That Notre Dame was able to manufacture this defensive success, even against an overmatched team like Nevada, is at least somewhat impressive due to the abbreviated week the team faced after returning home early in the morning on Labor Day from that hot, long, gutting evening in Austin. Irish coaches had to emphasize quality over quantity in terms of practice this week and focused on making sure players were not only prepared for Nevada, but well-rested.
“That's really what was the key to us being able to play and feel like we weren't lethargic or we weren't heavy-legged,” Kelly said.
Without the right plan, Notre Dame’s defense easily could’ve fallen into the same mistake-filled patterns that defined its loss to Texas.
“The way the coaches laid it out was perfect,” cornerback Cole Luke said. “We had our good amount of rest, we made sure we maximized our potential physically and mentally and we put the work in when we needed to put it in. We kind of pushed everything back a little bit just to get ourselves right and I think it paid off.”
Deploying a more consistent 4-3 base and 4-2-5 nickel look made a difference, too, six days after Brian VanGorder’s 3-3-5 scheme was ineffective against Texas up-tempo yet physical offense. Jones and Cage led a strong showing from the defensive line, and inserting sophomore Te’von Coney at Will (inside) linebacker for junior Greer Martini made a positive difference, too. With the less-complicated structure, Notre Dame’s defense was able to do the simple things — tackling, playing balls in the air, staying on assignment, etc. — much better against Nevada.
And in fitting with that idea of gaining momentum, Notre Dame’s defense re-established itself physically against Nevada.
“We felt like we had it established going into Texas, and obviously that didn’t work out, so we kind of had to re-assess ourselves and re-establish that culture of being physical,” Jones said. “… Everyone knew in the back of their minds we have Michigan State next, so we knew we had to pick it up this game.”

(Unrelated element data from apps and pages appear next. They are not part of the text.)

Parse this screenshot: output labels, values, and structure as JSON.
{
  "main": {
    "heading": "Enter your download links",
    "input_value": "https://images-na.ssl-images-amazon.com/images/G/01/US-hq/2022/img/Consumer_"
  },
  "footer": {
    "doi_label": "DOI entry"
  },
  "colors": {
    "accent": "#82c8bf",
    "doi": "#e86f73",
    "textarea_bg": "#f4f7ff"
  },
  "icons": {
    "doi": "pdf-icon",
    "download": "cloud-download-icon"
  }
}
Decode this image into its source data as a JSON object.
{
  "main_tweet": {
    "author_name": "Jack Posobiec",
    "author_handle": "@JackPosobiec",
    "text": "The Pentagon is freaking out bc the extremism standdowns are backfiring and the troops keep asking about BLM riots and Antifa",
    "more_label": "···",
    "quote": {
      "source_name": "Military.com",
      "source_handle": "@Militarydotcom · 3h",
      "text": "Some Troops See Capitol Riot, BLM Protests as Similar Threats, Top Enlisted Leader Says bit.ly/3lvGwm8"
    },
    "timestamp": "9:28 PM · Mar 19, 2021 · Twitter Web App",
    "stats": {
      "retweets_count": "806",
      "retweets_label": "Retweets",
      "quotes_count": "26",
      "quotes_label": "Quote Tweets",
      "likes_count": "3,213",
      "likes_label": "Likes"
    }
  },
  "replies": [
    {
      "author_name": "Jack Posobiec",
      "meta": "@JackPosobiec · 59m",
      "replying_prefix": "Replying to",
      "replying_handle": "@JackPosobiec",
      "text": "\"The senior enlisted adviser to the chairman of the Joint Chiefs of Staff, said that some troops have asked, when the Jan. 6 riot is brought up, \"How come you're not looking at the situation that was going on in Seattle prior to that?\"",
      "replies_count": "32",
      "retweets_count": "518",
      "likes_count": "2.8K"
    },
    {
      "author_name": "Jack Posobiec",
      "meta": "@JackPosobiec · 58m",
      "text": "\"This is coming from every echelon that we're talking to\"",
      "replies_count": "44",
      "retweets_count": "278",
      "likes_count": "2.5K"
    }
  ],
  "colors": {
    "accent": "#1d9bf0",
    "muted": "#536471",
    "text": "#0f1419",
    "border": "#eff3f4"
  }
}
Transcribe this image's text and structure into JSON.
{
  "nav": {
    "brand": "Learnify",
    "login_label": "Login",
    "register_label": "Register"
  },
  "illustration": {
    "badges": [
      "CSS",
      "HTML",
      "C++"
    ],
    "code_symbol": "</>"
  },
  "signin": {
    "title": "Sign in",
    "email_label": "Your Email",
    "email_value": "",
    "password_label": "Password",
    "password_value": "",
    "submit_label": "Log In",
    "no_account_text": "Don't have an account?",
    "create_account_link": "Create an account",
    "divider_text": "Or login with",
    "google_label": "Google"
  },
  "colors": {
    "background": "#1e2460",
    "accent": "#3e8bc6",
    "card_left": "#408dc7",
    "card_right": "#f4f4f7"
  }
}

Michigan State, obviously, will present a much stiffer challenge than Nevada. This is a program that made the College Football Playoff last year and had won 36 games over the last three years. Bruising running back LJ Scott will create problems, and Notre Dame can’t afford to commit as many penalties as it did against Nevada (freshman defensive end Khalid Kareem’s roughing the passer flag negated what would’ve been Cole Luke’s first interception of the year, for example).
But Notre Dame’s defense had to start somewhere after hitting the reset button six days ago. It passed the test against Nevada, and now has a much more difficult — and important — one against Michigan State in a game the Irish can’t afford to lose.
“As long as we continue to evolve defensively and get better there,” Kelly said, “I think we got a fighting shot against anybody we play.”